Segment Open

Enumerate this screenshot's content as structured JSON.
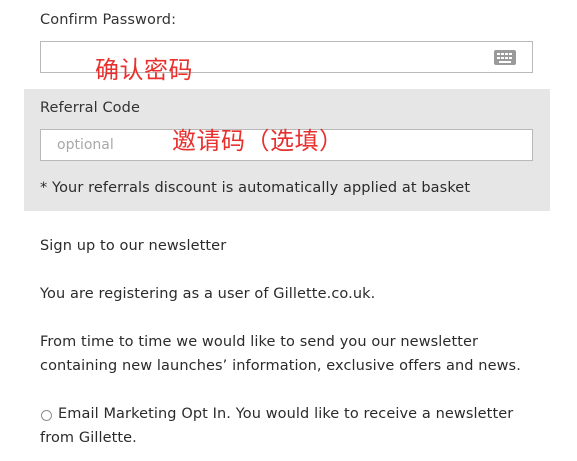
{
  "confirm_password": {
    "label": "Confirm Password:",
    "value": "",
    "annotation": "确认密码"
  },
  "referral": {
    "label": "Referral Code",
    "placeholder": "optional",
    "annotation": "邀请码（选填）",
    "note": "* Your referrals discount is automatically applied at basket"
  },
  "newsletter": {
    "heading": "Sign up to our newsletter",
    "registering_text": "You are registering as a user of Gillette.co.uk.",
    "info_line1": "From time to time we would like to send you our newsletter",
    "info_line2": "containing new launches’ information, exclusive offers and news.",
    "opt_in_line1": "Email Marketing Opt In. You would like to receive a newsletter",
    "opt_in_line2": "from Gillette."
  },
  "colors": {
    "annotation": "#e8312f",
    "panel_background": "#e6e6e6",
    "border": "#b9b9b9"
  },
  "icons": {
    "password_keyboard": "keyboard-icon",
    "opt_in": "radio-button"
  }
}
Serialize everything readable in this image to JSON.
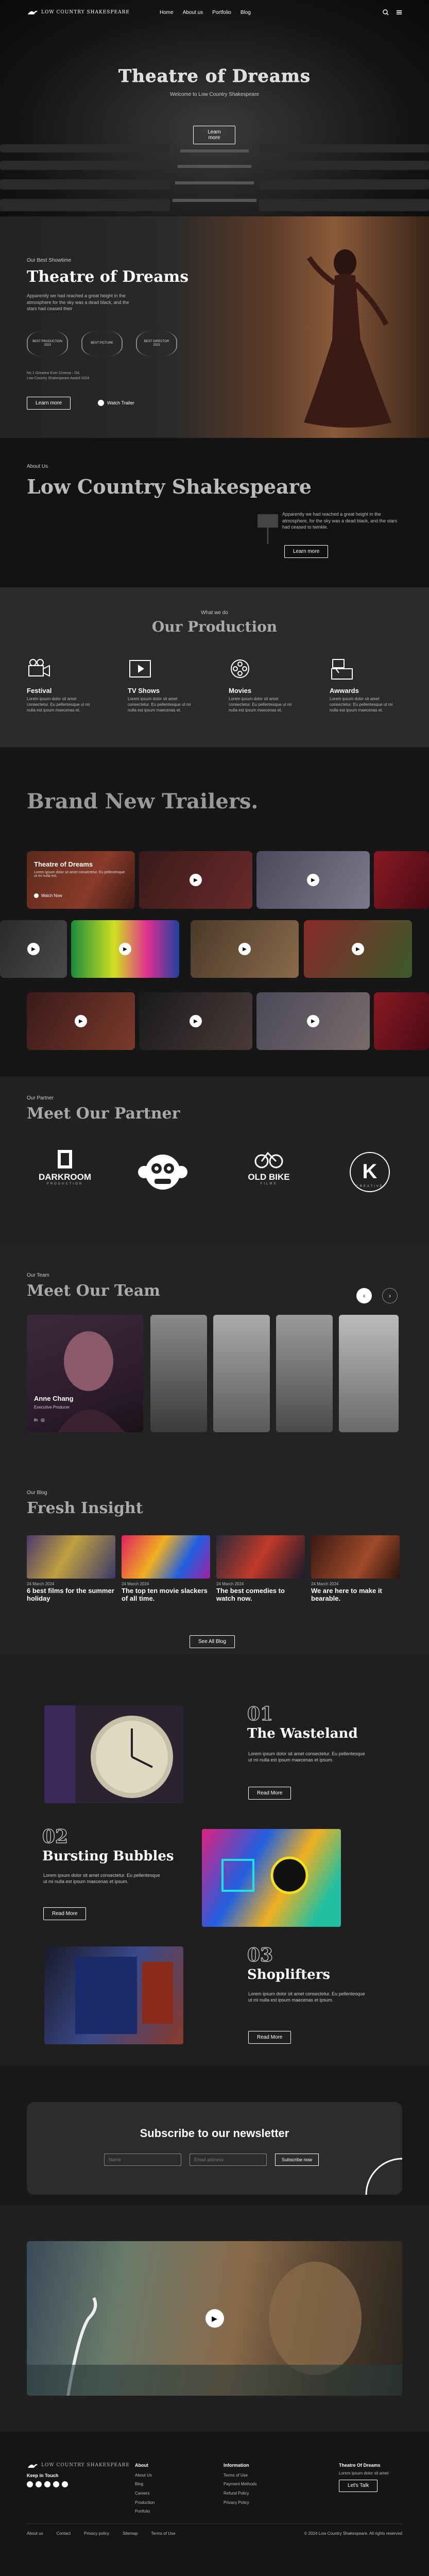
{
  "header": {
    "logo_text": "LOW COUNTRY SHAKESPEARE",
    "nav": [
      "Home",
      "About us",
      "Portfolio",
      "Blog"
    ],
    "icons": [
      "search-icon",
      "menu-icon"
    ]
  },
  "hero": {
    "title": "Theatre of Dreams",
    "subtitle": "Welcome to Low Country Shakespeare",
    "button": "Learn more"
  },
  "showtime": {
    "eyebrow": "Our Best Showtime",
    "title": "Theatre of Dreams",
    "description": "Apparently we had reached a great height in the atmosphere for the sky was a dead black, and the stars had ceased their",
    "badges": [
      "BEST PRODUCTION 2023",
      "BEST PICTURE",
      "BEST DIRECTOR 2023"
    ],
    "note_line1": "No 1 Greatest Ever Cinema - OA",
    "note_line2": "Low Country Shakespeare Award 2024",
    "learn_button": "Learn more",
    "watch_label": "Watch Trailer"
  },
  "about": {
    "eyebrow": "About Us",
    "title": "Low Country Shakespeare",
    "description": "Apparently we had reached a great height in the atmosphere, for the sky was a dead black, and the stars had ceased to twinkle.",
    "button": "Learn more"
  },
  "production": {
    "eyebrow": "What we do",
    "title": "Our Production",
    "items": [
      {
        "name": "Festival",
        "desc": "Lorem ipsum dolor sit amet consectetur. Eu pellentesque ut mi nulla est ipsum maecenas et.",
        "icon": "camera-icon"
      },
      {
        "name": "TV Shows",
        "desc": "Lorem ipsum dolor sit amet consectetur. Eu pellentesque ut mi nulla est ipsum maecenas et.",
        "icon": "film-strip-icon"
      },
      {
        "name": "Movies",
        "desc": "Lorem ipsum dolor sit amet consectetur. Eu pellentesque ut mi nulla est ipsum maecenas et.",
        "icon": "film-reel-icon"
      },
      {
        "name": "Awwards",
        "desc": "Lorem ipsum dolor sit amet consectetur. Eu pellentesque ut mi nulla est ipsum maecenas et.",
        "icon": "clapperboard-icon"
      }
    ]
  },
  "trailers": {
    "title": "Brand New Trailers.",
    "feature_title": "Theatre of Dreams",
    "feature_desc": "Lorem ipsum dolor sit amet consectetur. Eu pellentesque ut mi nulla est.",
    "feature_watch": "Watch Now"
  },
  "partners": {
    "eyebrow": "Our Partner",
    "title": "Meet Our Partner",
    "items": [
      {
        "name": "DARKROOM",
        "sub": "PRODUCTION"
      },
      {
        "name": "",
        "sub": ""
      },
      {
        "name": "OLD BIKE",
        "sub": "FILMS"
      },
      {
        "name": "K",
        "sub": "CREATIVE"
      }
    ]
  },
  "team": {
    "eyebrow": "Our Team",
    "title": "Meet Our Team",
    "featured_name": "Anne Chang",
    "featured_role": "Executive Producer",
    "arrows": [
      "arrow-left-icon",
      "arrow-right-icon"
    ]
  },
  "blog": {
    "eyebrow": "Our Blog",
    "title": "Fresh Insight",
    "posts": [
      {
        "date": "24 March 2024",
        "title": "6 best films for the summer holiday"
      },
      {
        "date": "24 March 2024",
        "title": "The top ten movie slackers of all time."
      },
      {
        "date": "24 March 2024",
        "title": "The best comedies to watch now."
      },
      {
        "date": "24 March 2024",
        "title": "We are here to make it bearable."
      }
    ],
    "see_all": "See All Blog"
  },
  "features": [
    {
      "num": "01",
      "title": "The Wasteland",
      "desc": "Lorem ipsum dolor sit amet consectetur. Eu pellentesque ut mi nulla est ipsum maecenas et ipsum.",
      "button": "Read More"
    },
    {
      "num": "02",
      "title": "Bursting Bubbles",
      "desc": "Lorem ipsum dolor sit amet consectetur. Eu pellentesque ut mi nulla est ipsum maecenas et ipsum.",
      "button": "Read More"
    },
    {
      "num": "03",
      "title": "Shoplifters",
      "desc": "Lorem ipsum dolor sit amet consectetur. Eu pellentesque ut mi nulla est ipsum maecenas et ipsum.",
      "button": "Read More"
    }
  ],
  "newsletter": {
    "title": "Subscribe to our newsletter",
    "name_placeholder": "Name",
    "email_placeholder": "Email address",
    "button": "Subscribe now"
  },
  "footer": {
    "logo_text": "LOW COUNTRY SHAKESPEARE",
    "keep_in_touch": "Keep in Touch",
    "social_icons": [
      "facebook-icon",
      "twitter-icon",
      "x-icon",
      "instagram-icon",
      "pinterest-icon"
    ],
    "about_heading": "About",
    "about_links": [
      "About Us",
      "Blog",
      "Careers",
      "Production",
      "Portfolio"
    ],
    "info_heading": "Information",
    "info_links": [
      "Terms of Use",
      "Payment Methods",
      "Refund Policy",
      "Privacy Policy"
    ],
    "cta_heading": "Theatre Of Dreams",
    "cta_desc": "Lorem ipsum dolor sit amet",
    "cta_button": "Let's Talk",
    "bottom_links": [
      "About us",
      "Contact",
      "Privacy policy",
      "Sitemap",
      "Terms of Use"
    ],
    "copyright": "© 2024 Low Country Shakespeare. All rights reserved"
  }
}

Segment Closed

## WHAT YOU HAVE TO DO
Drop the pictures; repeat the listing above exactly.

## ANSWER TO THIS PROBLEM
Enumerate this screenshot's content as structured JSON.
{
  "confirm_password": {
    "label": "Confirm Password:",
    "value": "",
    "annotation": "确认密码"
  },
  "referral": {
    "label": "Referral Code",
    "placeholder": "optional",
    "annotation": "邀请码（选填）",
    "note": "* Your referrals discount is automatically applied at basket"
  },
  "newsletter": {
    "heading": "Sign up to our newsletter",
    "registering_text": "You are registering as a user of Gillette.co.uk.",
    "info_line1": "From time to time we would like to send you our newsletter",
    "info_line2": "containing new launches’ information, exclusive offers and news.",
    "opt_in_line1": "Email Marketing Opt In. You would like to receive a newsletter",
    "opt_in_line2": "from Gillette."
  },
  "colors": {
    "annotation": "#e8312f",
    "panel_background": "#e6e6e6",
    "border": "#b9b9b9"
  },
  "icons": {
    "password_keyboard": "keyboard-icon",
    "opt_in": "radio-button"
  }
}
Serialize everything readable in this image to JSON.
{
  "header": {
    "logo_text": "LOW COUNTRY SHAKESPEARE",
    "nav": [
      "Home",
      "About us",
      "Portfolio",
      "Blog"
    ],
    "icons": [
      "search-icon",
      "menu-icon"
    ]
  },
  "hero": {
    "title": "Theatre of Dreams",
    "subtitle": "Welcome to Low Country Shakespeare",
    "button": "Learn more"
  },
  "showtime": {
    "eyebrow": "Our Best Showtime",
    "title": "Theatre of Dreams",
    "description": "Apparently we had reached a great height in the atmosphere for the sky was a dead black, and the stars had ceased their",
    "badges": [
      "BEST PRODUCTION 2023",
      "BEST PICTURE",
      "BEST DIRECTOR 2023"
    ],
    "note_line1": "No 1 Greatest Ever Cinema - OA",
    "note_line2": "Low Country Shakespeare Award 2024",
    "learn_button": "Learn more",
    "watch_label": "Watch Trailer"
  },
  "about": {
    "eyebrow": "About Us",
    "title": "Low Country Shakespeare",
    "description": "Apparently we had reached a great height in the atmosphere, for the sky was a dead black, and the stars had ceased to twinkle.",
    "button": "Learn more"
  },
  "production": {
    "eyebrow": "What we do",
    "title": "Our Production",
    "items": [
      {
        "name": "Festival",
        "desc": "Lorem ipsum dolor sit amet consectetur. Eu pellentesque ut mi nulla est ipsum maecenas et.",
        "icon": "camera-icon"
      },
      {
        "name": "TV Shows",
        "desc": "Lorem ipsum dolor sit amet consectetur. Eu pellentesque ut mi nulla est ipsum maecenas et.",
        "icon": "film-strip-icon"
      },
      {
        "name": "Movies",
        "desc": "Lorem ipsum dolor sit amet consectetur. Eu pellentesque ut mi nulla est ipsum maecenas et.",
        "icon": "film-reel-icon"
      },
      {
        "name": "Awwards",
        "desc": "Lorem ipsum dolor sit amet consectetur. Eu pellentesque ut mi nulla est ipsum maecenas et.",
        "icon": "clapperboard-icon"
      }
    ]
  },
  "trailers": {
    "title": "Brand New Trailers.",
    "feature_title": "Theatre of Dreams",
    "feature_desc": "Lorem ipsum dolor sit amet consectetur. Eu pellentesque ut mi nulla est.",
    "feature_watch": "Watch Now"
  },
  "partners": {
    "eyebrow": "Our Partner",
    "title": "Meet Our Partner",
    "items": [
      {
        "name": "DARKROOM",
        "sub": "PRODUCTION"
      },
      {
        "name": "",
        "sub": ""
      },
      {
        "name": "OLD BIKE",
        "sub": "FILMS"
      },
      {
        "name": "K",
        "sub": "CREATIVE"
      }
    ]
  },
  "team": {
    "eyebrow": "Our Team",
    "title": "Meet Our Team",
    "featured_name": "Anne Chang",
    "featured_role": "Executive Producer",
    "arrows": [
      "arrow-left-icon",
      "arrow-right-icon"
    ]
  },
  "blog": {
    "eyebrow": "Our Blog",
    "title": "Fresh Insight",
    "posts": [
      {
        "date": "24 March 2024",
        "title": "6 best films for the summer holiday"
      },
      {
        "date": "24 March 2024",
        "title": "The top ten movie slackers of all time."
      },
      {
        "date": "24 March 2024",
        "title": "The best comedies to watch now."
      },
      {
        "date": "24 March 2024",
        "title": "We are here to make it bearable."
      }
    ],
    "see_all": "See All Blog"
  },
  "features": [
    {
      "num": "01",
      "title": "The Wasteland",
      "desc": "Lorem ipsum dolor sit amet consectetur. Eu pellentesque ut mi nulla est ipsum maecenas et ipsum.",
      "button": "Read More"
    },
    {
      "num": "02",
      "title": "Bursting Bubbles",
      "desc": "Lorem ipsum dolor sit amet consectetur. Eu pellentesque ut mi nulla est ipsum maecenas et ipsum.",
      "button": "Read More"
    },
    {
      "num": "03",
      "title": "Shoplifters",
      "desc": "Lorem ipsum dolor sit amet consectetur. Eu pellentesque ut mi nulla est ipsum maecenas et ipsum.",
      "button": "Read More"
    }
  ],
  "newsletter": {
    "title": "Subscribe to our newsletter",
    "name_placeholder": "Name",
    "email_placeholder": "Email address",
    "button": "Subscribe now"
  },
  "footer": {
    "logo_text": "LOW COUNTRY SHAKESPEARE",
    "keep_in_touch": "Keep in Touch",
    "social_icons": [
      "facebook-icon",
      "twitter-icon",
      "x-icon",
      "instagram-icon",
      "pinterest-icon"
    ],
    "about_heading": "About",
    "about_links": [
      "About Us",
      "Blog",
      "Careers",
      "Production",
      "Portfolio"
    ],
    "info_heading": "Information",
    "info_links": [
      "Terms of Use",
      "Payment Methods",
      "Refund Policy",
      "Privacy Policy"
    ],
    "cta_heading": "Theatre Of Dreams",
    "cta_desc": "Lorem ipsum dolor sit amet",
    "cta_button": "Let's Talk",
    "bottom_links": [
      "About us",
      "Contact",
      "Privacy policy",
      "Sitemap",
      "Terms of Use"
    ],
    "copyright": "© 2024 Low Country Shakespeare. All rights reserved"
  }
}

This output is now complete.